One of the big changes in Autoptimize 2.0 (estimated released between Christmas & New Year) is a significant improvement in the minification speed (30% faster should be no exception). As a quick reminder, this is what Autoptimize did until now;

  1. extract code from HTML & remove original references
  2. aggregate all code into one string
  3. check if a minified version of that string exists in cache
  4. if not in cache;
    1. minify that string
    2. store the result in cache
  5. inject reference to cached autoptimized code in HTML

It is the actual minification in step (4) which can slow Autoptimize down (hence the importance of making sure your cached files are reusable). In Autoptimize 2.0 above logic was changed to improve performance;

  1. extract code from HTML & remove original references
  2. aggregate all unminified code into one string, but only put a reference to already minified files (*min.css and *min.js)
  3. check if a minified version of that string exists in cache
  4. if not in cache;
    1. minify that string
    2. replace references to minified files with (slightly optimized) contents
    3. store the result in cache
  5. inject reference to cached autoptimized code in HTML

As the to-be-minified string is smaller, the JS- & CSS-minifiers have less code to optimize, indeed speeding up the process significantly. Additionally this also reduces the chances of problems with the re-minification of already minified code (e.g. p. So nothing but advantages, right?

Now this was tested rather thoroughly and all known kinks have been ironed out, but If this “injected minified code late”-approach does not work in your context, you can simply disable it by hooking into the API and setting the autoptimize_filter_js_inject_min_late and/ or autoptimize_filter_css_inject_min_late filters to false (use code snippets rather then adding it to your functions.php);

add_filter('autoptimize_filter_js_inject_min_late','no_late_inject');
add_filter('autoptimize_filter_css_inject_min_late','no_late_inject');
function no_late_inject() {
	return false;
}
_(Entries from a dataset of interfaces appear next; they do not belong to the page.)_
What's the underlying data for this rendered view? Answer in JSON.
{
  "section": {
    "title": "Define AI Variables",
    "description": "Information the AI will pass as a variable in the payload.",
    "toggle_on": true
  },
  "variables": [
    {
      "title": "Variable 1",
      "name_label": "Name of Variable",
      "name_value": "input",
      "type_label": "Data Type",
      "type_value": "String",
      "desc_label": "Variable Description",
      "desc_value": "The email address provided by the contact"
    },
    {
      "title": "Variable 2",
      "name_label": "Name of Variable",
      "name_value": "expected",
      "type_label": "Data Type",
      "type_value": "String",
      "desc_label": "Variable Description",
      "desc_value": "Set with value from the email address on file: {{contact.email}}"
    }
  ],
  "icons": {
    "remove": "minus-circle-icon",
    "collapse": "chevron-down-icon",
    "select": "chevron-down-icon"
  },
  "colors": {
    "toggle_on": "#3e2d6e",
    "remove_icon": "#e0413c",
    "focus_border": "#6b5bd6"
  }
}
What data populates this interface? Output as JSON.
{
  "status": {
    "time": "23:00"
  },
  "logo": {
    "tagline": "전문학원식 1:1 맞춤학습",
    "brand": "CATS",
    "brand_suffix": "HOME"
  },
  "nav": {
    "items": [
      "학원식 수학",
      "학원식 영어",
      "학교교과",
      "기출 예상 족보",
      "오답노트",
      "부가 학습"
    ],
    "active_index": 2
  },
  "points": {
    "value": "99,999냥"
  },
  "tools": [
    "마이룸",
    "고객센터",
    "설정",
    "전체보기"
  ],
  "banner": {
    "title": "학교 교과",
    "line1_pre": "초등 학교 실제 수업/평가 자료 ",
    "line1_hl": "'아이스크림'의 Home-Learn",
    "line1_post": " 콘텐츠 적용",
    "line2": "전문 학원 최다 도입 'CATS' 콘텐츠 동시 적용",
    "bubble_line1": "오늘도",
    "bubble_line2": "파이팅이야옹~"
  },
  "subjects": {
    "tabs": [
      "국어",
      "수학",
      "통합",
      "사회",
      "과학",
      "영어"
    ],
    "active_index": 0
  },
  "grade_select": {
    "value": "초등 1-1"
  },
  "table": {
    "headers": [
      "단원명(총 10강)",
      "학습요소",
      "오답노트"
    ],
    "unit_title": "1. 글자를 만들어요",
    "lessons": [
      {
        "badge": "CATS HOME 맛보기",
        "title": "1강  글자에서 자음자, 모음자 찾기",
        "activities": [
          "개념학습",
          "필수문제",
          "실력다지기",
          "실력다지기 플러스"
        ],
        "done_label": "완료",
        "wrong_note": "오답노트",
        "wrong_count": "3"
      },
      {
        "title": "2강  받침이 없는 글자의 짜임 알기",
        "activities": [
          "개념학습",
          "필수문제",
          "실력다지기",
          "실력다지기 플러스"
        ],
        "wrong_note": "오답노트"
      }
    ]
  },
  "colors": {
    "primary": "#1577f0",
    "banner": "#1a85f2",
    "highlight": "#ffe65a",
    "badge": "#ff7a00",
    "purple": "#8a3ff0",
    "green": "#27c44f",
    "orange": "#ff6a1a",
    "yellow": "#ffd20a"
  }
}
HTTP/2, CSS/JS concatenation and Autoptimize

The web performance world is abuzz with HTTP/2, which should (among other improvements) do away with the latency that each separate HTTP-request introduces, thus rendering aggregation of e.g. CSS & JS an anti-pattern. But there’s at least one in depth facts and figures based article that is not ready to dismiss “packaging” just yet. So: testing, testing, testing!

Autoptimize will in the not too distant future very likely have a “don’t aggregate, just minimize”-option, but the proof of the pudding will always be in the eating testing; sometimes it will be better to aggregate and minify as we do now, sometimes only minifying will be the better approach. And maybe (often?) a combination of those will make most sense: suppose you have a site on which 90% of pages share 90% of JS code. In that case it will likely (testing, testing, testing!) help performance to aggregate & minify the 90% of JS while excluding all other JS from aggregation (and minifying that). Sounds like the new whitelist-filters in Autoptimize’s API will come in handy no? ;-)